Origami is the art of folding sheets of paper into interesting and beautiful shapes. In this text the author presents a variety of techniques for origami geometric constructions. The field has surprising connections to other branches of mathematics.
by Conway, Doyle, Thurston - Rutgers University, Newark
These are notes from an experimental mathematics course entitled Geometry and the Imagination as developed by Conway, Doyle, Thurston and others. The course aims to convey the richness, diversity, connectedness, depth and pleasure of mathematics.
by Charles Howard Hinton - S. Sonnenschein & Co.
C. H. Hinton discusses the subject of the higher dimensionality of space, his aim being to avoid mathematical subtleties and technicalities, and thus enable his argument to be followed by readers who are not sufficiently conversant with mathematics.
by Michael Frame, Benoit Mandelbrot, Nial Neger - Yale University

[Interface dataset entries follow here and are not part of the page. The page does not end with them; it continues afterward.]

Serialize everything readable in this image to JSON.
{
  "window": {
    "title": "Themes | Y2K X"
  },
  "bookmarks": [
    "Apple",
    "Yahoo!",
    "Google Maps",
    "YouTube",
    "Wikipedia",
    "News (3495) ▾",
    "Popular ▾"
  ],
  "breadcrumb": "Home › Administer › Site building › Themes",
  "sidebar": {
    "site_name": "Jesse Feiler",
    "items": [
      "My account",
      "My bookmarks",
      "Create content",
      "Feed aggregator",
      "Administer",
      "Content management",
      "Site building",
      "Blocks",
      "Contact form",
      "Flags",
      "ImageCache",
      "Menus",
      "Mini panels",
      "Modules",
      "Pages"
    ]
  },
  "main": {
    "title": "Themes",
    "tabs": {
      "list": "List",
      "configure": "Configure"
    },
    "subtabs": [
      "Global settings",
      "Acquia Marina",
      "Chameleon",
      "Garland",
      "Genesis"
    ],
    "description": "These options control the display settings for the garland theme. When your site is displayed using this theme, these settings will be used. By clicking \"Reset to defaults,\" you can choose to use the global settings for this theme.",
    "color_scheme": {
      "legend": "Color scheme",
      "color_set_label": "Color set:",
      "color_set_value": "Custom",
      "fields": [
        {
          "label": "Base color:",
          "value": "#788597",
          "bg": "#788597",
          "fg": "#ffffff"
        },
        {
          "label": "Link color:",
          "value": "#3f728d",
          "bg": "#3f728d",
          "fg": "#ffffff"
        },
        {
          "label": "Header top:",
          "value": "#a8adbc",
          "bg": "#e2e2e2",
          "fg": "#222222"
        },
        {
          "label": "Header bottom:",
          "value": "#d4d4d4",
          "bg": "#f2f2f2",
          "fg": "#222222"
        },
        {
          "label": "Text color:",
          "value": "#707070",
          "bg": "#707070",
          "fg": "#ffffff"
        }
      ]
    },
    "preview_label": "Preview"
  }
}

This is an introduction to fractal geometry for students without especially strong mathematical preparation, or any particular interest in science. Each of the topics contains examples of fractals in the arts, humanities, or social sciences.